Smithsonian Institution / US Geological Survey
Weekly Volcanic Activity Report, 22 March-28 March 2023
Managing Editor: Sally Sennert.
Please cite this report as:
Global Volcanism Program, 2023. Report on Semeru (Indonesia) (Sennert, S, ed.). Weekly Volcanic Activity Report, 22 March-28 March 2023. Smithsonian Institution and US Geological Survey.
8.108°S, 112.922°E; summit elev. 3657 m
All times are local (unless otherwise noted)

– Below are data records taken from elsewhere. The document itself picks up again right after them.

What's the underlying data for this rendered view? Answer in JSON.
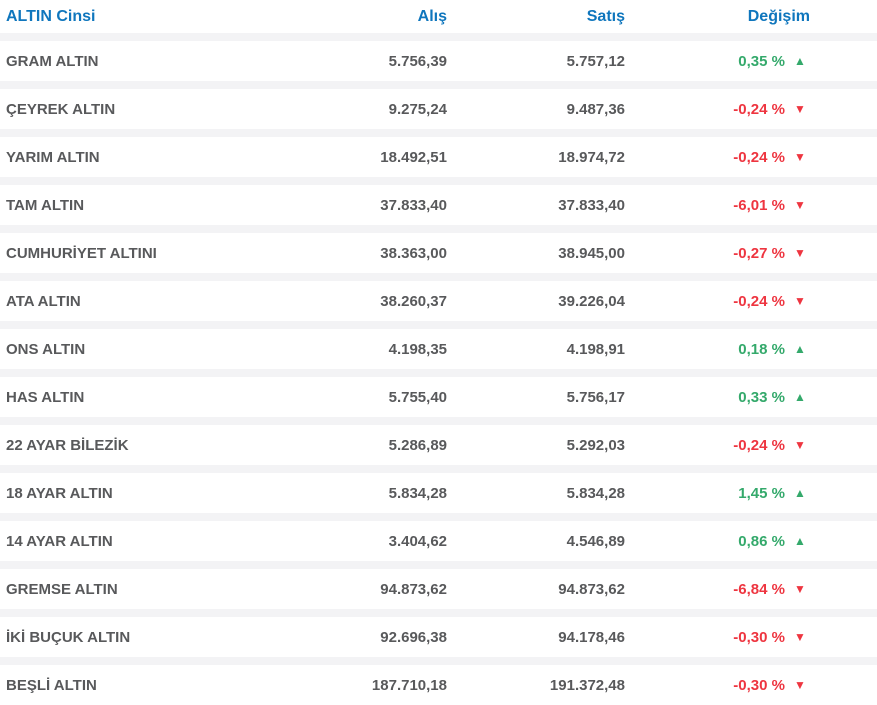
{
  "widget_title": "Gold prices table (Turkish)",
  "colors": {
    "header_blue": "#0f76bd",
    "up_green": "#34a96b",
    "down_red": "#ee3540",
    "text_gray": "#58595b",
    "separator_gray": "#f3f3f5",
    "row_background": "#ffffff"
  },
  "icons": {
    "up": "▲",
    "down": "▼"
  },
  "table": {
    "columns": [
      "ALTIN Cinsi",
      "Alış",
      "Satış",
      "Değişim"
    ],
    "rows": [
      {
        "name": "GRAM ALTIN",
        "buy": "5.756,39",
        "sell": "5.757,12",
        "change": "0,35 %",
        "direction": "up"
      },
      {
        "name": "ÇEYREK ALTIN",
        "buy": "9.275,24",
        "sell": "9.487,36",
        "change": "-0,24 %",
        "direction": "down"
      },
      {
        "name": "YARIM ALTIN",
        "buy": "18.492,51",
        "sell": "18.974,72",
        "change": "-0,24 %",
        "direction": "down"
      },
      {
        "name": "TAM ALTIN",
        "buy": "37.833,40",
        "sell": "37.833,40",
        "change": "-6,01 %",
        "direction": "down"
      },
      {
        "name": "CUMHURİYET ALTINI",
        "buy": "38.363,00",
        "sell": "38.945,00",
        "change": "-0,27 %",
        "direction": "down"
      },
      {
        "name": "ATA ALTIN",
        "buy": "38.260,37",
        "sell": "39.226,04",
        "change": "-0,24 %",
        "direction": "down"
      },
      {
        "name": "ONS ALTIN",
        "buy": "4.198,35",
        "sell": "4.198,91",
        "change": "0,18 %",
        "direction": "up"
      },
      {
        "name": "HAS ALTIN",
        "buy": "5.755,40",
        "sell": "5.756,17",
        "change": "0,33 %",
        "direction": "up"
      },
      {
        "name": "22 AYAR BİLEZİK",
        "buy": "5.286,89",
        "sell": "5.292,03",
        "change": "-0,24 %",
        "direction": "down"
      },
      {
        "name": "18 AYAR ALTIN",
        "buy": "5.834,28",
        "sell": "5.834,28",
        "change": "1,45 %",
        "direction": "up"
      },
      {
        "name": "14 AYAR ALTIN",
        "buy": "3.404,62",
        "sell": "4.546,89",
        "change": "0,86 %",
        "direction": "up"
      },
      {
        "name": "GREMSE ALTIN",
        "buy": "94.873,62",
        "sell": "94.873,62",
        "change": "-6,84 %",
        "direction": "down"
      },
      {
        "name": "İKİ BUÇUK ALTIN",
        "buy": "92.696,38",
        "sell": "94.178,46",
        "change": "-0,30 %",
        "direction": "down"
      },
      {
        "name": "BEŞLİ ALTIN",
        "buy": "187.710,18",
        "sell": "191.372,48",
        "change": "-0,30 %",
        "direction": "down"
      }
    ]
  },
  "chart_data": {
    "type": "table",
    "title": "ALTIN Cinsi",
    "columns": [
      "ALTIN Cinsi",
      "Alış",
      "Satış",
      "Değişim"
    ],
    "rows": [
      [
        "GRAM ALTIN",
        5756.39,
        5757.12,
        0.35
      ],
      [
        "ÇEYREK ALTIN",
        9275.24,
        9487.36,
        -0.24
      ],
      [
        "YARIM ALTIN",
        18492.51,
        18974.72,
        -0.24
      ],
      [
        "TAM ALTIN",
        37833.4,
        37833.4,
        -6.01
      ],
      [
        "CUMHURİYET ALTINI",
        38363.0,
        38945.0,
        -0.27
      ],
      [
        "ATA ALTIN",
        38260.37,
        39226.04,
        -0.24
      ],
      [
        "ONS ALTIN",
        4198.35,
        4198.91,
        0.18
      ],
      [
        "HAS ALTIN",
        5755.4,
        5756.17,
        0.33
      ],
      [
        "22 AYAR BİLEZİK",
        5286.89,
        5292.03,
        -0.24
      ],
      [
        "18 AYAR ALTIN",
        5834.28,
        5834.28,
        1.45
      ],
      [
        "14 AYAR ALTIN",
        3404.62,
        4546.89,
        0.86
      ],
      [
        "GREMSE ALTIN",
        94873.62,
        94873.62,
        -6.84
      ],
      [
        "İKİ BUÇUK ALTIN",
        92696.38,
        94178.46,
        -0.3
      ],
      [
        "BEŞLİ ALTIN",
        187710.18,
        191372.48,
        -0.3
      ]
    ]
  }
}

PVMBG reported that the eruption at Semeru continued during 22-28 March, with daily emissions of dense ash plumes. At 0605 and 0810 on 23 March gray and white-to-gray ash plumes rose 800 m above the summit and drifted NW and SW. At 0548 on 24 March a white-to-gray ash plume rose 1 km and drifted S. On 25 March at 0600 a white-to-gray ash plume rose 500 m and drifted S and SW, at 0705 a gray ash plume rose 700 m and drifted SE and S, and at 0738 a gray-to-brown ash plume rose 1.2 km and drifted SE. At 0619 and 0659 on 26 March dense white-to-gray ash plumes rose 1 km and drifted SE. At 0756 on 27 March a white-to-gray ash plume rose 800 m and drifted S. At 0130 on 28 March a dense gray ash plume drifted NE and at 0759 a somewhat dense white-to-gray plume rose 800 m and drifted N. The Alert Level remained at 3 (on a scale of 1-4). The public was warned to stay at least 5 km away from the summit in all directions, 13 km from the summit to the SE, 100 m away from the banks of the Kobokan drainage as far as 17 km from the summit, and to avoid other drainages originating on Semeru, including the Bang, Kembar, and Sat, due to lahar, avalanche, and pyroclastic flow hazards.
Geological Summary. Semeru, the highest volcano on Java, and one of its most active, lies at the southern end of a volcanic massif extending north to the Tengger caldera. The steep-sided volcano, also referred to as Mahameru (Great Mountain), rises above coastal plains to the south. Gunung Semeru was constructed south of the overlapping Ajek-ajek and Jambangan calderas. A line of lake-filled maars was constructed along a N-S trend cutting through the summit, and cinder cones and lava domes occupy the eastern and NE flanks. Summit topography is complicated by the shifting of craters from NW to SE. Frequent 19th and 20th century eruptions were dominated by small-to-moderate explosions from the summit crater, with occasional lava flows and larger explosive eruptions accompanied by pyroclastic flows that have reached the lower flanks of the volcano.